I used to think that Scott was a rather dull architect, but the more I have looked at his work the more I have seen his merits. He had a thorough knowledge of construction, particularly in stone and brick. For St. Pancras the bricks were specially made by Edward Gripper in Nottingham. The decorative iron work for lamp standards and staircases and grilles was by Skidmore of Coventry, who designed the iron screens in some English cathedrals for Scott. The roofs of the hotel are of graded Leicestershire slates; the stone comes mostly from Ketton. Scott’s buildings are so well-built they are difficult to pull down. He had a grand sense of plan and site. The Grand Staircase, which alone survives of the hotel’s chief interior features, ascends the whole height of the building, by an unbelievably rich cast iron series of treads with stone vaulting and painted walls. The chief suites of rooms are on the first floor and the higher the building, the less important the rooms, until the quarters for the servants are reached in the gabled attics – men on one side, women on the other – and separate staircases. Yet even these are large and wide and compare favourably with more modern accommodation. The building has been chopped up and partitioned inside for offices. It is odd that it is not used again as an hotel especially now that hotels are so badly needed in London.”
Edward Mirzoeff writes:
Not long after this book was published I approached British Railways proposing a BBC documentary on London stations, with Betjeman. BR insisted on charging a facility fee at the same daily rate as that for feature films – which killed the idea, doubtless as intended.
Pepys Estate, Deptford, 1970. Photo © Tony Ray-Jones/RIBA Library Photographs Collection.
Edward Mirzoeff writes:
Bird’s-Eye View was a pioneering series of 13 films shot entirely from a helicopter. For the first of these, The Englishman’s Home (BBC2 5 April 1969) John Betjeman wrote in the commentary about the new high-rise blocks. At the time his strongly-felt views were very much against progressive liberal thinking on the subject, and what he wrote was attacked and derided. By now most people have come round to his old-fashioned but humane way of thinking.
Betjeman refused to fly in the helicopter, but wrote his commentary, in verse, over weeks in the cutting room, once the picture-editing had been completed.
[Edward Mirzoeff was the producer of Bird’s Eye View.]
Pepys Estate, Deptford by John Betjeman:
Where can be the heart that sends a family to the 20th floor
In such a slab as this. It can’t be right, however fine the view
Over to Greenwich, and the Isle of Dogs.
It can’t be right, caged halfway up the sky
Not knowing your neighbour, frightened of the lift,
And who’ll be in it, and who’s down below
And are the children safe?
What is housing if it’s not a home?”

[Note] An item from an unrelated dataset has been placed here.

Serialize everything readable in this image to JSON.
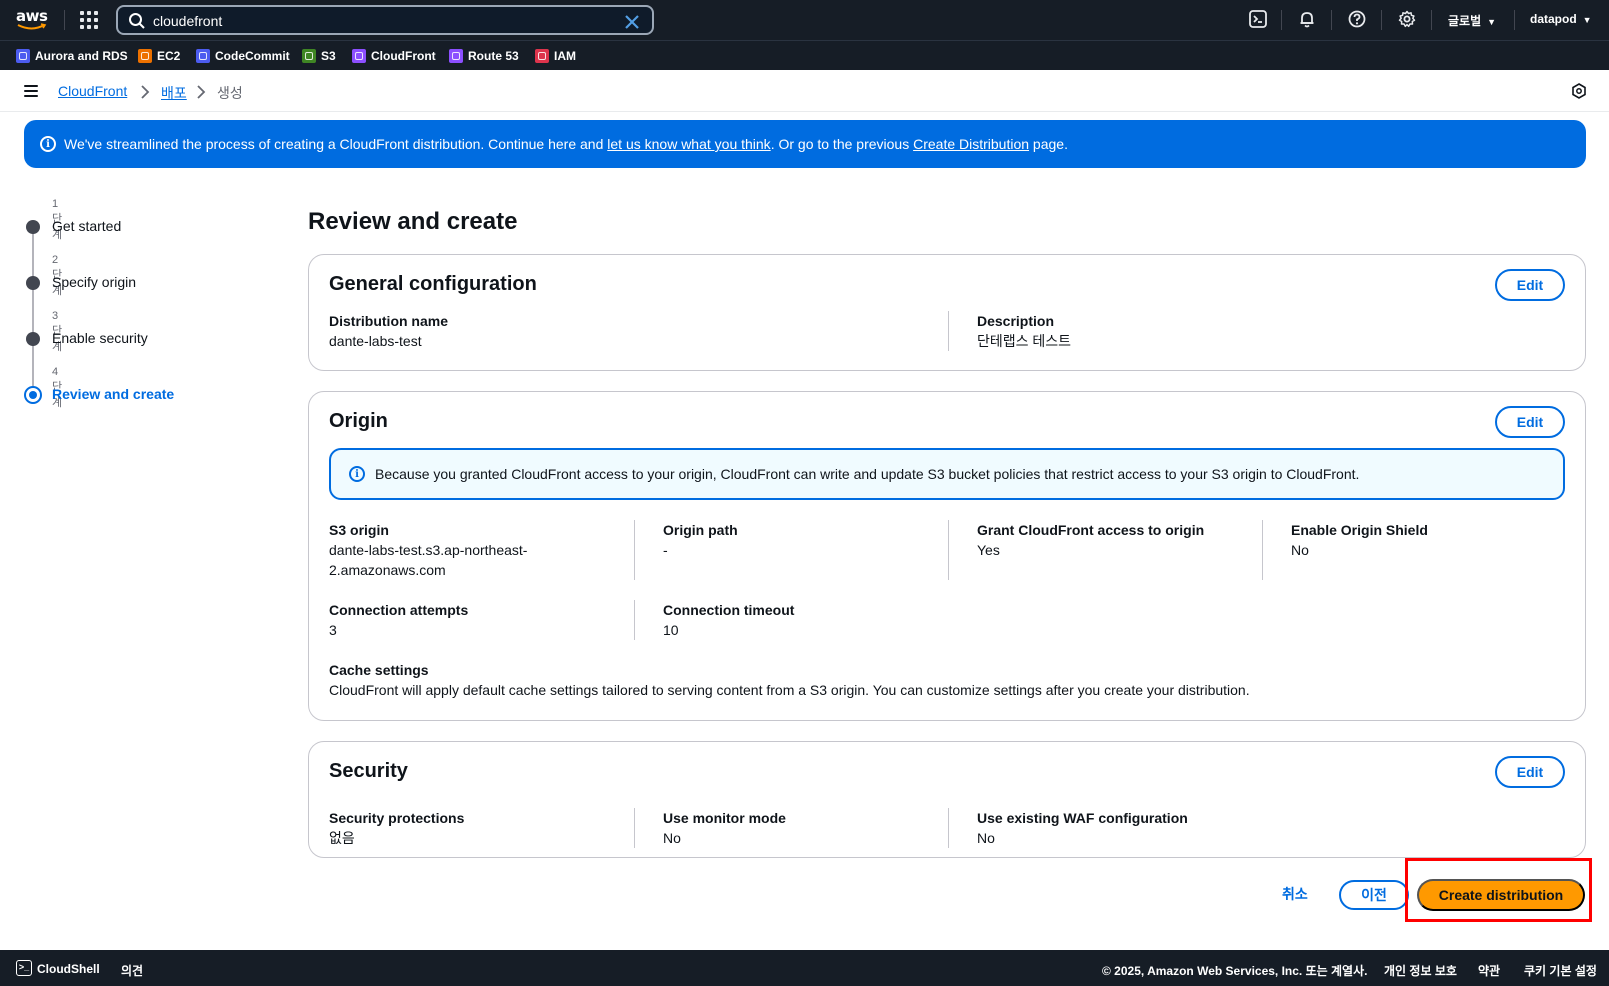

[Tony Ray-Jones was one of Britain’s finest photographers, whose early death – at just 30 – in 1972 robbed us of an artist of acute insight and integrity. His book A Day Off is celebrated as one of the definitive post-war photographic studies of British life, and influenced a generation of native photographers, not least Martin Parr whose early work showed an obvious debt to Ray-Jones. Until I went searching for means of contacting the Ray-Jones estate, I was unaware of his work for Architectural Review in 1970: a total of 138 pictures that are now in the RIBA photographic library. These are images of the impact of modern housing, and he responded to the brief with characteristic power; he seems to have been especially engaged with the London subjects – Deptford, Thamesmead, the Old Kent Road, etc. – and some of these pictures are the equal of his better-known work. The London Column will be running a further two images from TRJ’s series on the Pepys Estate later this week. Special thanks to Robert Elwall at RIBA Library Photographs for allowing us to reproduce them here. D.S.]